a lifelong problem. Untreated anorexia can lead to starvation and serious
health problems, such as bone thinning (osteoporosis),
kidney damage, and heart problems. Some people die from these problems.
If you or someone you know has anorexia, get help right away. The longer
this problem goes on, the harder it is to overcome. With treatment, a person
with anorexia can feel better and stay at a healthy weight.
Eating disorders are
complex, and experts don't really know what causes them. But they may be due to
a mix of family history, social factors, and personality traits. You may be
more likely to have anorexia if:
Other people in your family have
an eating disorder, such as anorexia or bulimia nervosa.
You have a job or do a sport
that stresses body size, such as ballet, modeling, or gymnastics.
You are the type of person who tries to be perfect all the time, never feels
good enough, or worries a lot.
You are dealing with stressful
life events, such as divorce, moving to a new town or school, or losing a loved
People who have anorexia
often strongly deny that they have a problem. They don't see or believe that
they do. It's usually up to their loved ones to get help for them.
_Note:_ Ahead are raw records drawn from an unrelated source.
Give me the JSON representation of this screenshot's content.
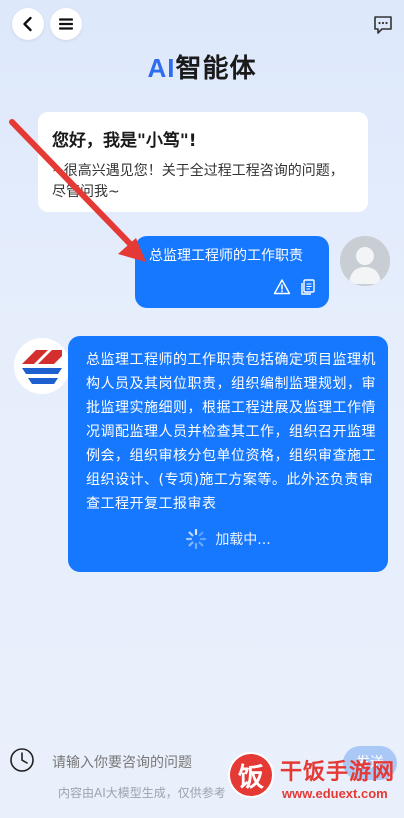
{
  "header": {
    "title_ai": "AI",
    "title_rest": "智能体",
    "icons": [
      "back-arrow-icon",
      "menu-icon",
      "chat-bubble-icon"
    ]
  },
  "welcome": {
    "greeting": "您好，我是\"小笃\"!",
    "text": "~很高兴遇见您！关于全过程工程咨询的问题，尽管问我~"
  },
  "user_message": {
    "text": "总监理工程师的工作职责",
    "tools": [
      "warning-icon",
      "copy-icon"
    ]
  },
  "bot_message": {
    "text": "总监理工程师的工作职责包括确定项目监理机构人员及其岗位职责，组织编制监理规划，审批监理实施细则，根据工程进展及监理工作情况调配监理人员并检查其工作，组织召开监理例会，组织审核分包单位资格，组织审查施工组织设计、(专项)施工方案等。此外还负责审查工程开复工报审表",
    "loading": "加载中..."
  },
  "composer": {
    "placeholder": "请输入你要咨询的问题",
    "send_label": "发送",
    "disclaimer": "内容由AI大模型生成，仅供参考"
  },
  "watermark": {
    "logo_char": "饭",
    "name": "干饭手游网",
    "url": "www.eduext.com"
  },
  "colors": {
    "accent": "#1677ff",
    "title_ai": "#2f6cf0",
    "annotation_arrow": "#e53935"
  }
}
If you are
worried about someone, you can look for certain signs.
Weigh much less than is healthy or
Are very afraid of gaining weight.
stay at a normal weight.
Think they are overweight even when they
are very thin.
Their lives become focused on controlling their weight.
Vomit or use laxatives or water pills
(diuretics) to avoid weight gain.
If your doctor thinks
that you may have an eating disorder, he or she will compare your weight with
the expected weight for someone of your height and age. He or she will also
check your heart, lungs, blood pressure, skin, and hair to look for problems
caused by not eating enough. You may also have blood tests or X-rays.
Your doctor may ask questions about how you feel. It is common for a
treatable mental health problem such as depression or anxiety to play a part in
an eating disorder.